(Updated at 3:47 p.m. to include new information from Sen. Berger’s spokeswoman Shelly Carver.)
Gov. Roy Cooper’s debate over the definition of a “Cabinet appointee” summons the memory of President Clinton infamously arguing before a grand jury over the meaning of the word “is.” In this case, legislative leaders are saying Cooper’s vocabulary polemics could have an effect on whether the governor’s appointees are confirmed for Cabinet posts.
Larry Hall, the nominee for secretary of military and veterans affairs, is already serving in that role. He was scheduled for a confirmation hearing Wednesday before the Senate Commerce and Insurance Committee, but he failed for a second time to appear. Hall also refused to show up Feb. 8.
Hall’s nonappearance follows a letter Cooper issued Tuesday night informing Senate Rules Chairman Bill Rabon, R-Brunswick, that he contends the Senate’s announced plan for Cabinet confirmation hearings violates a court order issued last week.
Sen. Wesley Meredith, R-Cumberland, committee co-chairman, read a statement after Hall failed to enter the committee room.
“By disrespecting this process, Secretary Hall is openly defying a law that has been backed up by the courts and is plainly allowed in the [state] constitution,” Meredith said.
The committee rescheduled the confirmation hearing for Thursday. Meredith said Hall should show up, “follow the law, and answer questions about his qualifications and background — just like President Trump’s cabinet nominees did before the U.S. Senate.”
If Hall does not appear before the committee, Meredith said, “he should bear in mind there are consequences when state officials refuse to follow the law.” He did not specify what those consequences might be.
Meredith said a three-judge panel has denied Cooper’s request to continue blocking what Republicans contend is constitutionally permissible Senate confirmation of his Cabinet secretaries.
“Yet, once again, his nominee is a no-show. We are very disappointed Gov. Cooper has ordered Secretary Larry Hall not to participate in this fair, open and transparent hearing process,” Meredith said.
Referring to the amount of discussion about what constitutes an appointee, Meredith asked committee members to refer to documents provided them that show:
- Jan. 1, Cooper named Hall as secretary of the Department of Military and Veterans Affairs.
- Jan. 16, Hall resigned from the General Assembly, saying, “I am fortunate to have been appointed to be the State Secretary of Military and Veterans Affairs by The Honorable Roy Cooper, 75th Governor of North Carolina.” He took an oath of office and has been serving in that capacity ever since.
- A Feb. 9 story in the Raleigh News & Observer reported that Hall will earn a taxpayer-funded annual salary of $130,935.
- Tuesday, Hall attended a meeting of the North Carolina Military Affairs Commission as its secretary.
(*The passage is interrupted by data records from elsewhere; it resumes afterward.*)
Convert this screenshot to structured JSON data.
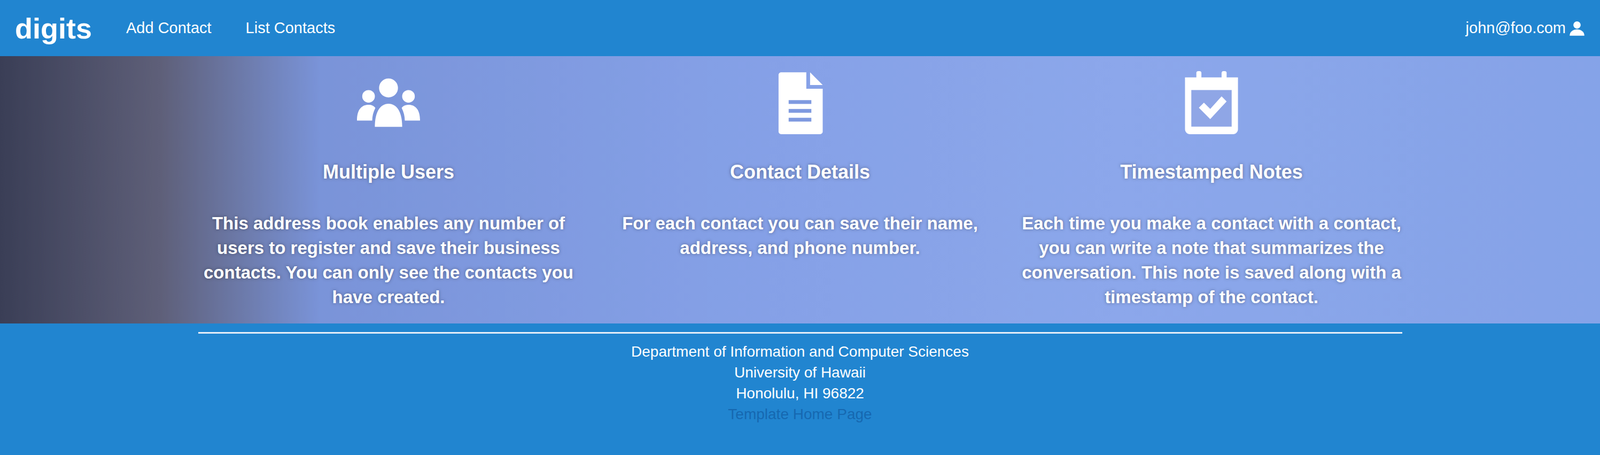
{
  "nav": {
    "brand": "digits",
    "items": [
      {
        "label": "Add Contact"
      },
      {
        "label": "List Contacts"
      }
    ],
    "user": "john@foo.com"
  },
  "features": [
    {
      "title": "Multiple Users",
      "body": "This address book enables any number of users to register and save their business contacts. You can only see the contacts you have created."
    },
    {
      "title": "Contact Details",
      "body": "For each contact you can save their name, address, and phone number."
    },
    {
      "title": "Timestamped Notes",
      "body": "Each time you make a contact with a contact, you can write a note that summarizes the conversation. This note is saved along with a timestamp of the contact."
    }
  ],
  "footer": {
    "lines": [
      "Department of Information and Computer Sciences",
      "University of Hawaii",
      "Honolulu, HI 96822"
    ],
    "link": "Template Home Page"
  }
}
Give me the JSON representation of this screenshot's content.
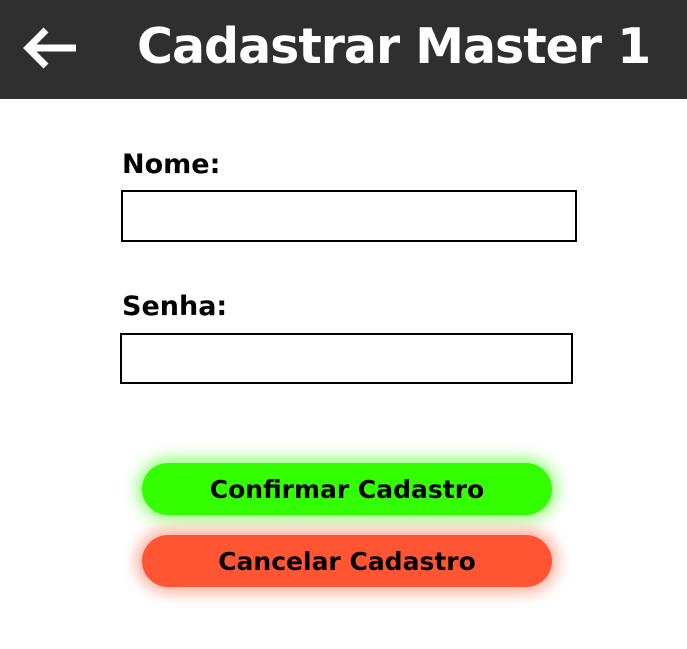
{
  "header": {
    "back_icon": "arrow-left-icon",
    "title": "Cadastrar Master 1",
    "background_color": "#2f2f2f"
  },
  "form": {
    "name_label": "Nome:",
    "name_value": "",
    "password_label": "Senha:",
    "password_value": ""
  },
  "actions": {
    "confirm_label": "Confirmar Cadastro",
    "confirm_color": "#33ff00",
    "cancel_label": "Cancelar Cadastro",
    "cancel_color": "#ff5533"
  }
}
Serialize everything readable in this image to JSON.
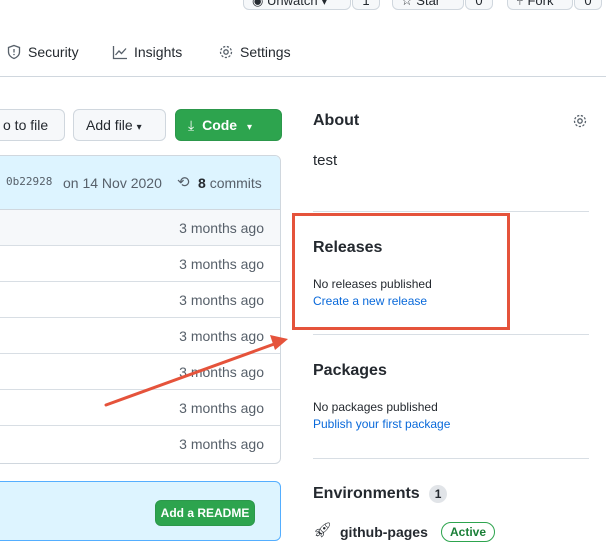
{
  "header": {
    "unwatch_label": "Unwatch",
    "unwatch_count": "1",
    "star_label": "Star",
    "star_count": "0",
    "fork_label": "Fork",
    "fork_count": "0"
  },
  "tabs": [
    {
      "label": "Security",
      "icon": "shield-icon"
    },
    {
      "label": "Insights",
      "icon": "graph-icon"
    },
    {
      "label": "Settings",
      "icon": "gear-icon"
    }
  ],
  "toolbar": {
    "goto_file_label": "o to file",
    "add_file_label": "Add file",
    "code_label": "Code"
  },
  "commit": {
    "hash": "0b22928",
    "date_text": "on 14 Nov 2020",
    "count": "8",
    "count_label": "commits"
  },
  "files": [
    {
      "age": "3 months ago"
    },
    {
      "age": "3 months ago"
    },
    {
      "age": "3 months ago"
    },
    {
      "age": "3 months ago"
    },
    {
      "age": "3 months ago"
    },
    {
      "age": "3 months ago"
    },
    {
      "age": "3 months ago"
    }
  ],
  "readme_button": "Add a README",
  "about": {
    "title": "About",
    "description": "test"
  },
  "releases": {
    "title": "Releases",
    "empty_text": "No releases published",
    "create_link": "Create a new release"
  },
  "packages": {
    "title": "Packages",
    "empty_text": "No packages published",
    "publish_link": "Publish your first package"
  },
  "environments": {
    "title": "Environments",
    "count": "1",
    "items": [
      {
        "name": "github-pages",
        "status": "Active"
      }
    ]
  },
  "colors": {
    "accent_green": "#2da44e",
    "link_blue": "#0969da",
    "highlight_red": "#e5533b"
  }
}
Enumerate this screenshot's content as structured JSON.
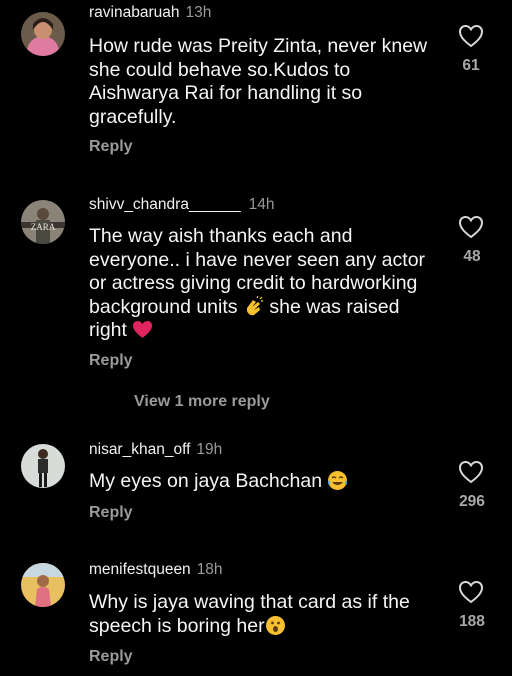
{
  "comments": [
    {
      "username": "ravinabaruah",
      "time": "13h",
      "text": "How rude was Preity Zinta, never knew she could behave so.Kudos to Aishwarya Rai for handling it so gracefully.",
      "reply_label": "Reply",
      "likes": "61",
      "like_icon": "heart-outline-icon"
    },
    {
      "username": "shivv_chandra______",
      "time": "14h",
      "text_lines": [
        "The way aish thanks each and",
        "everyone.. i have never seen any actor",
        "or actress giving credit to hardworking",
        "background units",
        "she was raised",
        "right"
      ],
      "emoji_1": "clapping-hands-emoji",
      "emoji_2": "red-heart-emoji",
      "reply_label": "Reply",
      "likes": "48",
      "view_more": "View 1 more reply"
    },
    {
      "username": "nisar_khan_off",
      "time": "19h",
      "text": "My eyes on jaya Bachchan",
      "emoji": "tears-of-joy-emoji",
      "reply_label": "Reply",
      "likes": "296"
    },
    {
      "username": "menifestqueen",
      "time": "18h",
      "text_lines": [
        "Why is jaya waving that card as if the",
        "speech is boring her"
      ],
      "emoji": "surprised-face-emoji",
      "reply_label": "Reply",
      "likes": "188"
    }
  ],
  "colors": {
    "background": "#000000",
    "primary_text": "#f5f5f5",
    "secondary_text": "#9a9a9a",
    "heart_emoji": "#e0245e"
  }
}
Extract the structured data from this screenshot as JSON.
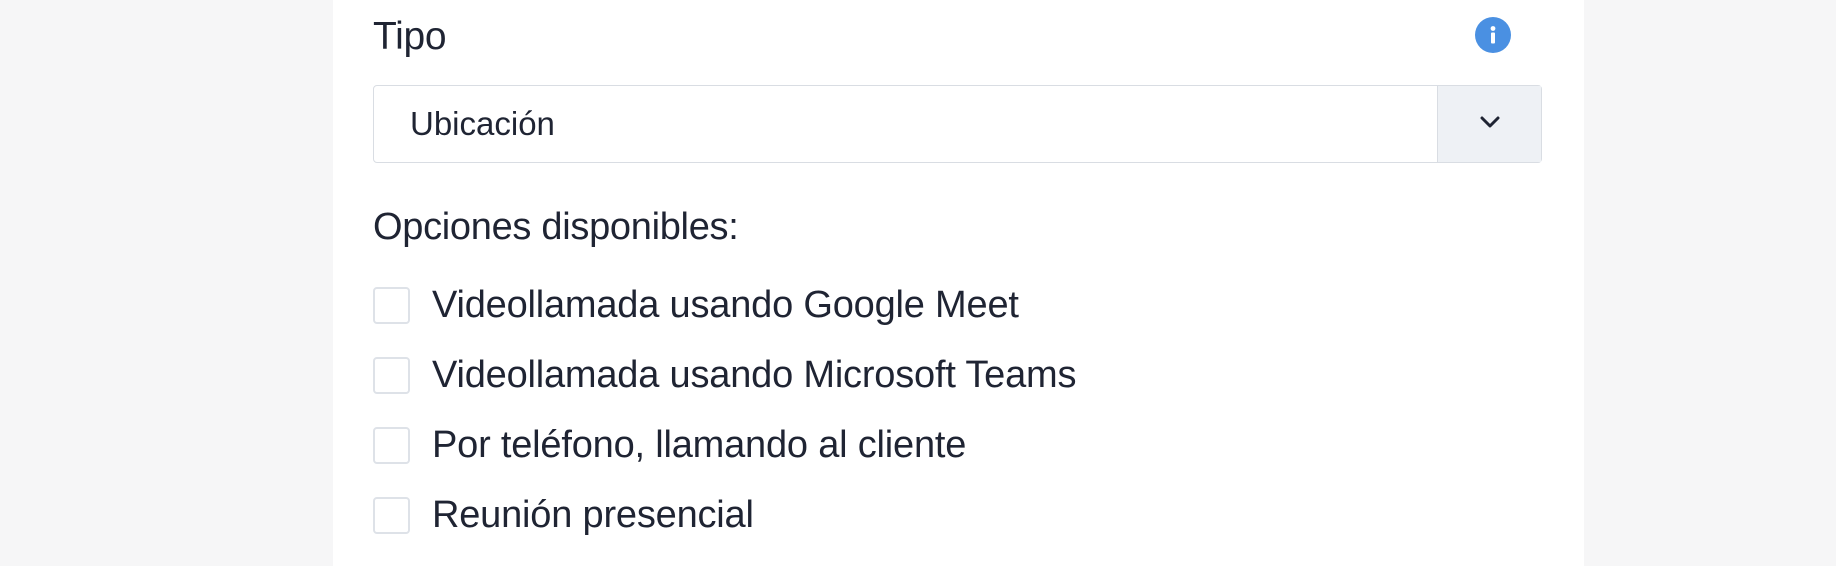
{
  "field": {
    "label": "Tipo",
    "info_icon": "info-icon",
    "select": {
      "value": "Ubicación",
      "arrow_icon": "chevron-down-icon"
    }
  },
  "options_section": {
    "title": "Opciones disponibles:",
    "items": [
      {
        "label": "Videollamada usando Google Meet",
        "checked": false
      },
      {
        "label": "Videollamada usando Microsoft Teams",
        "checked": false
      },
      {
        "label": "Por teléfono, llamando al cliente",
        "checked": false
      },
      {
        "label": "Reunión presencial",
        "checked": false
      }
    ]
  },
  "colors": {
    "accent": "#4a90e2",
    "background": "#f6f6f7",
    "panel": "#ffffff",
    "text": "#1f2433",
    "border": "#d9dde3"
  }
}
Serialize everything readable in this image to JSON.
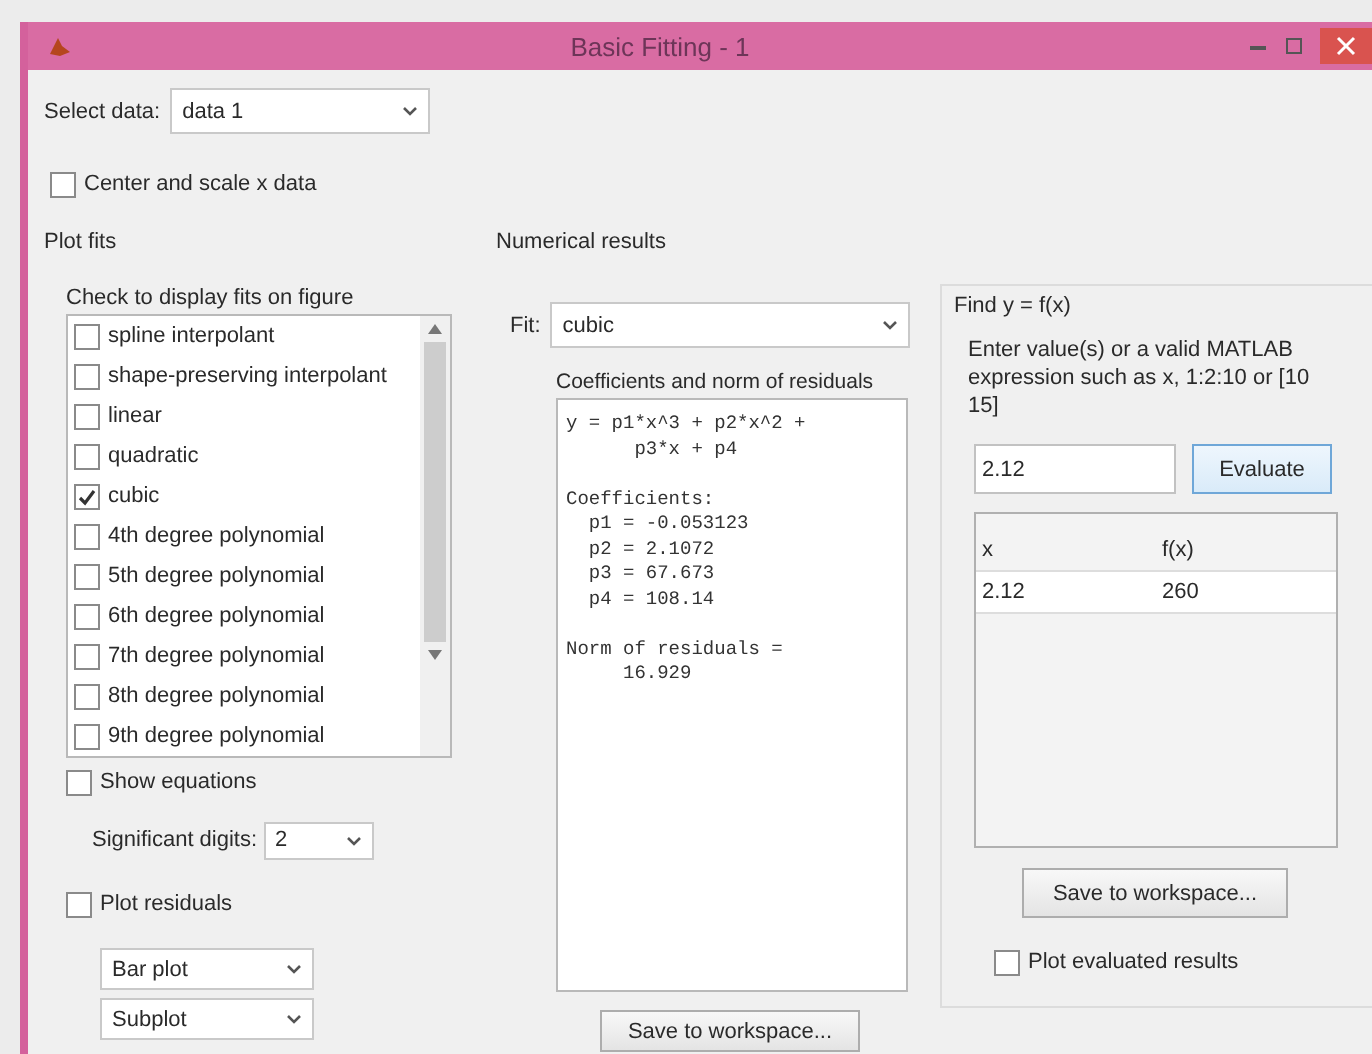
{
  "window": {
    "title": "Basic Fitting - 1"
  },
  "select_data": {
    "label": "Select data:",
    "value": "data 1"
  },
  "center_scale": {
    "label": "Center and scale x data",
    "checked": false
  },
  "plot_fits": {
    "title": "Plot fits",
    "hint": "Check to display fits on figure",
    "fits": [
      {
        "label": "spline interpolant",
        "checked": false
      },
      {
        "label": "shape-preserving interpolant",
        "checked": false
      },
      {
        "label": "linear",
        "checked": false
      },
      {
        "label": "quadratic",
        "checked": false
      },
      {
        "label": "cubic",
        "checked": true
      },
      {
        "label": "4th degree polynomial",
        "checked": false
      },
      {
        "label": "5th degree polynomial",
        "checked": false
      },
      {
        "label": "6th degree polynomial",
        "checked": false
      },
      {
        "label": "7th degree polynomial",
        "checked": false
      },
      {
        "label": "8th degree polynomial",
        "checked": false
      },
      {
        "label": "9th degree polynomial",
        "checked": false
      }
    ],
    "show_equations": {
      "label": "Show equations",
      "checked": false
    },
    "significant_digits": {
      "label": "Significant digits:",
      "value": "2"
    },
    "plot_residuals": {
      "label": "Plot residuals",
      "checked": false
    },
    "residual_plot_type": "Bar plot",
    "residual_location": "Subplot"
  },
  "numerical_results": {
    "title": "Numerical results",
    "fit": {
      "label": "Fit:",
      "value": "cubic"
    },
    "coefficients": {
      "title": "Coefficients and norm of residuals",
      "text": "y = p1*x^3 + p2*x^2 +\n      p3*x + p4\n\nCoefficients:\n  p1 = -0.053123\n  p2 = 2.1072\n  p3 = 67.673\n  p4 = 108.14\n\nNorm of residuals =\n     16.929"
    },
    "save_button": "Save to workspace..."
  },
  "find": {
    "title": "Find y = f(x)",
    "instructions": "Enter value(s) or a valid MATLAB expression such as x, 1:2:10 or [10 15]",
    "input": "2.12",
    "evaluate_button": "Evaluate",
    "table": {
      "columns": [
        "x",
        "f(x)"
      ],
      "rows": [
        [
          "2.12",
          "260"
        ]
      ]
    },
    "save_button": "Save to workspace...",
    "plot_evaluated": {
      "label": "Plot evaluated results",
      "checked": false
    }
  }
}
And the department’s website lists him as secretary.
“So it is hard to conceive how anyone could argue with a straight face that he is not yet nominated,” Meredith said.
“As we have said all along, the purpose of the confirmation hearings is to determine whether Gov. Cooper’s cabinet secretaries are capable, qualified, without conflicts of interest, and willing to follow the laws of our state and nation.”
Cooper’s actions have “made clear he doesn’t always respect and follow the law,” Meredith said, but Hall took an oath of office and must uphold it. “He has a fiduciary duty to the people of this state to obey the law — even if the governor directs him not to.”
He said Hall “is failing one of the three basic tests we need to see to prove basic fitness for the role he is currently serving,” and that will be considered as his nomination goes forward.
Hall also ran afoul of state law at a Military Affairs Committee meeting that was not legally posted, during which an agenda item was removed in objection to the media being present. It was later taken up when the media and members of the public interested in the item had left.
In a statement Tuesday night by Cooper’s office, the governor said Senate leaders should be concentrating on repealing House Bill 2, and raising teacher pay. Instead, they are trying “to rush to conduct hearings before a March 7 court date that will decide whether such a requirement violates the North Carolina Constitution.”
Cooper’s interpretation of the three-judge panel’s decision is that the Senate cannot begin a confirmation process before he formally submits his Cabinet to the legislature. Cooper says he has until May 15 to do so.
“The Court will decide whether or not the legislature’s actions are constitutional. Until then, Governor Cooper hopes Senate Republicans will put aside the political theater and work to find common ground on issues that matter to North Carolinians like raising teacher pay, helping communities recover from Hurricane Matthew, and repealing H.B. 2,” said Cooper spokesman Ford Porter.
Dan E. Way (@danway_carolina) is an associate editor of Carolina Journal.